REQUIRED WORK
Every single entry should be printed exactly.

GIVEN RECORDS
----

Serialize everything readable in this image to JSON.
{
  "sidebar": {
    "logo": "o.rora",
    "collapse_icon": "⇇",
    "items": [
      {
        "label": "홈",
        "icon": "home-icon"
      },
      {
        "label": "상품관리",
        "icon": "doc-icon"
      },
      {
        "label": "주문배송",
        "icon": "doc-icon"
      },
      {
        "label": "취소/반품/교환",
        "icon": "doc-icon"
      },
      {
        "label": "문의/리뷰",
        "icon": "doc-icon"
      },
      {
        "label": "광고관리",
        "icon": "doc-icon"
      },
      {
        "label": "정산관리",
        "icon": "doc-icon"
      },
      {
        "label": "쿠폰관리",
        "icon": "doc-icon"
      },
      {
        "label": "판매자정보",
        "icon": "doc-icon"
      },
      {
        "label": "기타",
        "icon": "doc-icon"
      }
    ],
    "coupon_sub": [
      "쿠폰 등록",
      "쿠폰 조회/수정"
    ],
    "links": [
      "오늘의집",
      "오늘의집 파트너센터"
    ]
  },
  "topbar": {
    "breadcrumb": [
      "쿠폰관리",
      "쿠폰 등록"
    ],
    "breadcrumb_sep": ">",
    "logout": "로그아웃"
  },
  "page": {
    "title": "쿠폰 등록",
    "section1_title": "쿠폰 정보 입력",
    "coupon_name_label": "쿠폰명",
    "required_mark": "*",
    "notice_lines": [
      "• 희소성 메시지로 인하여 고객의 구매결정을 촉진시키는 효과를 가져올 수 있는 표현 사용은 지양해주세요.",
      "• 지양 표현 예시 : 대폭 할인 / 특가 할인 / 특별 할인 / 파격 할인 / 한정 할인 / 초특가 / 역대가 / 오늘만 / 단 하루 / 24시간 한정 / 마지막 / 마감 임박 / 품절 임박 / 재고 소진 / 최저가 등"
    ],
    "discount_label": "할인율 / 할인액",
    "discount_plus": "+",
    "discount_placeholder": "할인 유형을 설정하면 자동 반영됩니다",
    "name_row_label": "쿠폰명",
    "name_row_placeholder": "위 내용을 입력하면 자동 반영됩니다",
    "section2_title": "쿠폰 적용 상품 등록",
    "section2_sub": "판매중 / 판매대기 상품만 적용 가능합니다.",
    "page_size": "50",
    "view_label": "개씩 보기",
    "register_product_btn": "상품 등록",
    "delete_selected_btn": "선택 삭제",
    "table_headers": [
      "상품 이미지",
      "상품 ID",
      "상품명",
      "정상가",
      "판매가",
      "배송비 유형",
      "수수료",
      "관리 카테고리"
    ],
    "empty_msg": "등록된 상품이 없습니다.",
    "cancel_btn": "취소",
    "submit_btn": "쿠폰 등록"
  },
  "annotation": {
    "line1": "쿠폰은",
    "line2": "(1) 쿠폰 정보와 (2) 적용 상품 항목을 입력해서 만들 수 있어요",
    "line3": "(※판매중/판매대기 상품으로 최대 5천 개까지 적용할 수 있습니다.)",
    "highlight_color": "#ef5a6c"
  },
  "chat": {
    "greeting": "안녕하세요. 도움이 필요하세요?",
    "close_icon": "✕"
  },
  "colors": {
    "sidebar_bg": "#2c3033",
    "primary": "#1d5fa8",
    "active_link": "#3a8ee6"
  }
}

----

ANSWER FOR THE TASK
Serialize everything readable in this image to JSON.
{
  "sidebar": {
    "logo": "o.rora",
    "collapse_icon": "⇇",
    "items": [
      {
        "label": "홈",
        "icon": "home-icon"
      },
      {
        "label": "상품관리",
        "icon": "doc-icon"
      },
      {
        "label": "주문배송",
        "icon": "doc-icon"
      },
      {
        "label": "취소/반품/교환",
        "icon": "doc-icon"
      },
      {
        "label": "문의/리뷰",
        "icon": "doc-icon"
      },
      {
        "label": "광고관리",
        "icon": "doc-icon"
      },
      {
        "label": "정산관리",
        "icon": "doc-icon"
      },
      {
        "label": "쿠폰관리",
        "icon": "doc-icon"
      },
      {
        "label": "판매자정보",
        "icon": "doc-icon"
      },
      {
        "label": "기타",
        "icon": "doc-icon"
      }
    ],
    "coupon_sub": [
      "쿠폰 등록",
      "쿠폰 조회/수정"
    ],
    "links": [
      "오늘의집",
      "오늘의집 파트너센터"
    ]
  },
  "topbar": {
    "breadcrumb": [
      "쿠폰관리",
      "쿠폰 등록"
    ],
    "breadcrumb_sep": ">",
    "logout": "로그아웃"
  },
  "page": {
    "title": "쿠폰 등록",
    "section1_title": "쿠폰 정보 입력",
    "coupon_name_label": "쿠폰명",
    "required_mark": "*",
    "notice_lines": [
      "• 희소성 메시지로 인하여 고객의 구매결정을 촉진시키는 효과를 가져올 수 있는 표현 사용은 지양해주세요.",
      "• 지양 표현 예시 : 대폭 할인 / 특가 할인 / 특별 할인 / 파격 할인 / 한정 할인 / 초특가 / 역대가 / 오늘만 / 단 하루 / 24시간 한정 / 마지막 / 마감 임박 / 품절 임박 / 재고 소진 / 최저가 등"
    ],
    "discount_label": "할인율 / 할인액",
    "discount_plus": "+",
    "discount_placeholder": "할인 유형을 설정하면 자동 반영됩니다",
    "name_row_label": "쿠폰명",
    "name_row_placeholder": "위 내용을 입력하면 자동 반영됩니다",
    "section2_title": "쿠폰 적용 상품 등록",
    "section2_sub": "판매중 / 판매대기 상품만 적용 가능합니다.",
    "page_size": "50",
    "view_label": "개씩 보기",
    "register_product_btn": "상품 등록",
    "delete_selected_btn": "선택 삭제",
    "table_headers": [
      "상품 이미지",
      "상품 ID",
      "상품명",
      "정상가",
      "판매가",
      "배송비 유형",
      "수수료",
      "관리 카테고리"
    ],
    "empty_msg": "등록된 상품이 없습니다.",
    "cancel_btn": "취소",
    "submit_btn": "쿠폰 등록"
  },
  "annotation": {
    "line1": "쿠폰은",
    "line2": "(1) 쿠폰 정보와 (2) 적용 상품 항목을 입력해서 만들 수 있어요",
    "line3": "(※판매중/판매대기 상품으로 최대 5천 개까지 적용할 수 있습니다.)",
    "highlight_color": "#ef5a6c"
  },
  "chat": {
    "greeting": "안녕하세요. 도움이 필요하세요?",
    "close_icon": "✕"
  },
  "colors": {
    "sidebar_bg": "#2c3033",
    "primary": "#1d5fa8",
    "active_link": "#3a8ee6"
  }
}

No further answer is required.